(ENTRIES SHOWN)
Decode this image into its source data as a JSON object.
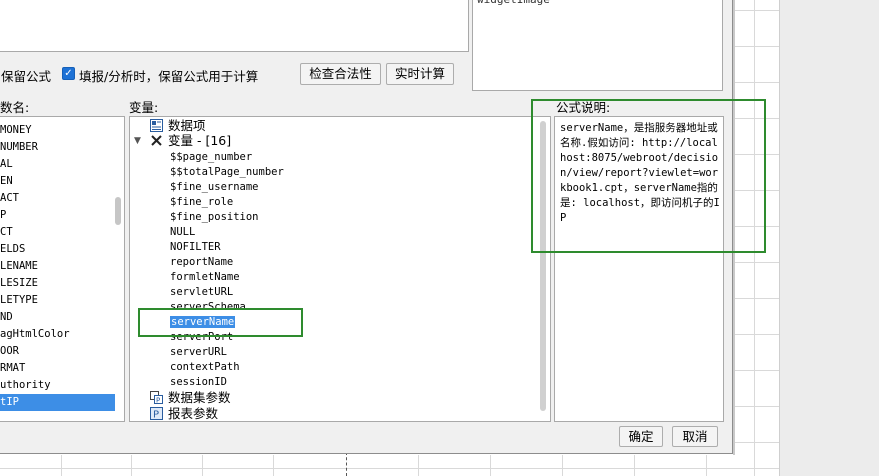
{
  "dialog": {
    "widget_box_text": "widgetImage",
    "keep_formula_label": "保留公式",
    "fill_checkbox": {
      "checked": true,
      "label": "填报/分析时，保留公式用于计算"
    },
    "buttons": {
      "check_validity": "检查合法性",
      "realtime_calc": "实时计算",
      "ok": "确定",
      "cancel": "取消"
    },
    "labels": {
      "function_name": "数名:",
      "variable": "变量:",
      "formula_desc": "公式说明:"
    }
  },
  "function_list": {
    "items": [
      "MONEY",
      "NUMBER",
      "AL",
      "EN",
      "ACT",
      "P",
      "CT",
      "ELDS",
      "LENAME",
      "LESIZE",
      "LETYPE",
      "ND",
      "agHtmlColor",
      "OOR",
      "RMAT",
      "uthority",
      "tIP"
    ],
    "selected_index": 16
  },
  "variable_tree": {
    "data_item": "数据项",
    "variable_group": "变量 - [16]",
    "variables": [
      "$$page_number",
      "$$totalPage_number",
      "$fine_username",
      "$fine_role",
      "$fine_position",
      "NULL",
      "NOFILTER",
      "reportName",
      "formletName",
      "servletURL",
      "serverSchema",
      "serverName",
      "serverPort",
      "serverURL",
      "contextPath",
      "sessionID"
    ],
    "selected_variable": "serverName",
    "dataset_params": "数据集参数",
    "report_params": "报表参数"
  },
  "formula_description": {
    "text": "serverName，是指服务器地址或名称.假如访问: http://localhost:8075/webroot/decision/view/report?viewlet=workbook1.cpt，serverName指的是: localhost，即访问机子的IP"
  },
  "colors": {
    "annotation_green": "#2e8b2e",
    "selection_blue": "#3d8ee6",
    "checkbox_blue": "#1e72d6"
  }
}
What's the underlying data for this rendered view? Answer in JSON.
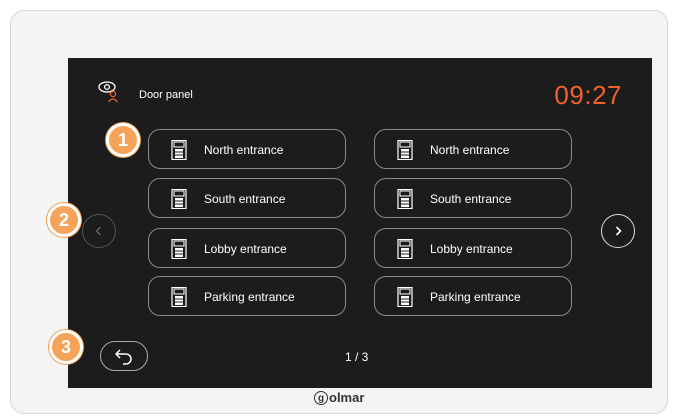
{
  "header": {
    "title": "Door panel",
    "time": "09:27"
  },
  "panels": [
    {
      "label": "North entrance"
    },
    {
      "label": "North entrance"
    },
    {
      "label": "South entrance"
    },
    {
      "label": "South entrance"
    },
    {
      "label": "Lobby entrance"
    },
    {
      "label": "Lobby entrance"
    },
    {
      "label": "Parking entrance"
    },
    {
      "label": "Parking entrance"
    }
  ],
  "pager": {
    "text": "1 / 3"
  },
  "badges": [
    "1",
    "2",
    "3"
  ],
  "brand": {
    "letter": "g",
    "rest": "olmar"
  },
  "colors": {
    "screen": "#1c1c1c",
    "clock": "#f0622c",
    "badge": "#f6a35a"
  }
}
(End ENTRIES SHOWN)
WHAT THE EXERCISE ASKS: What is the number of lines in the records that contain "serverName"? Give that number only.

ANSWER SPACE: 3